The latest forecast from Forrester Research predicts that interactive marketing in the US will hit nearly $55 billion by 2014 and will grow – at a compound annual growth rate of 17% – from 12% of overall ad spend in 2009 to 21% over the next five years.
According to Forrester‘s? Five-Year Interactive Marketing Forecast Report, search marketing – which now composes more than half of 2009’s overall interactive spend, will continue to make up the biggest portion of interactive dollars, rising from $5.4 B in 2009 to $31.6B in 2014 at a compound annual growth rate of 15%.
Social media marketing and mobile marketing will experience the highest growth rates among the digital tactics, the report stated. Social media, which represents only $716M today, is expected to balloon to $3.1B by 2014, and grow at the highest compound annual? rate, 34%. Forrester? noted that owned social media assets (such as internal blogs, community sites) are currently the only emerging media getting traction in today’s economic climate.
Similarly, mobile marketing, which accounts for $391M in 2009, will grow to $1.3B in 2014 at a compound annual growth rate of 27%.
Email marketing, which expected to grow at a compound annual rate of 11%, will experience the least growth proportionately, though the amount of spending on it will still rise from $1.2B to 2.1B in five years.
Ad Budgets to Shrink
Forrester also believes that advertising budgets overall will decline over the next five years as dollars migrate from more-expensive forms of traditional media to less expensive, more efficient and more measurable interactive tools.
Despite this shift, Forrester VP and analyst Shar VanBoskirk believes that many marketers will find ways to hold onto their hard-won budgets.

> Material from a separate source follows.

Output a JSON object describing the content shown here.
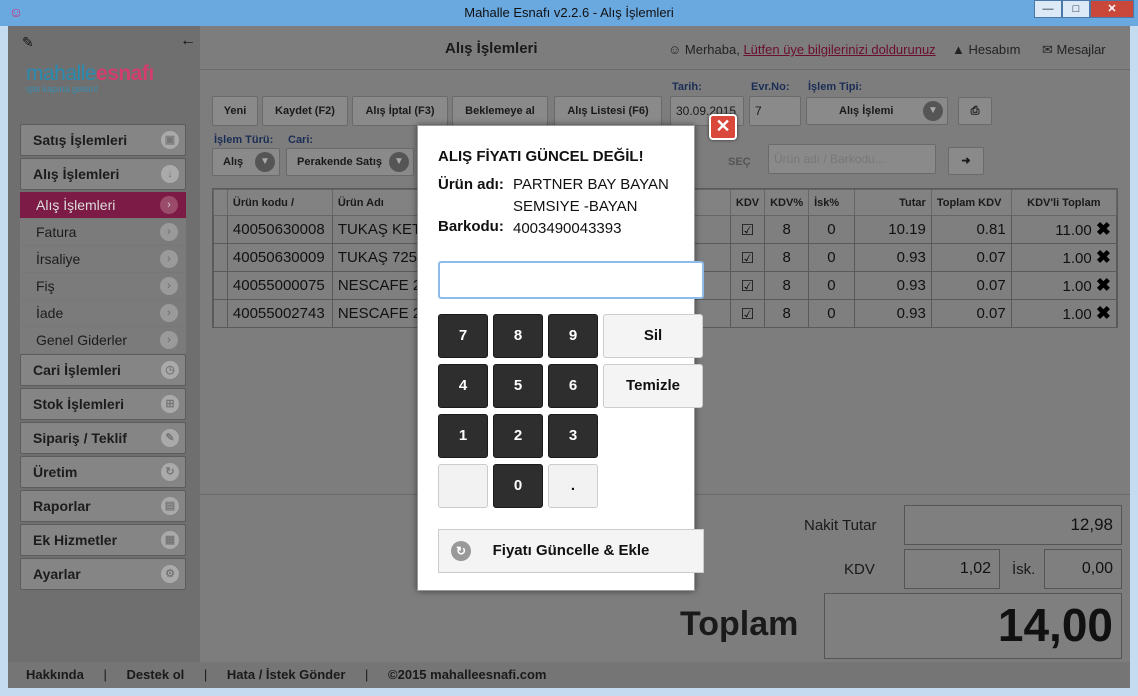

Rather than relinquishing their marketing dollars, smart marketers will “allocate unused advertising dollars into investments like innovation, research, customer service, customer experiences, and marketing-specific technology and IT staff, in order to further marketing’s strategic influence within their companies,” she said.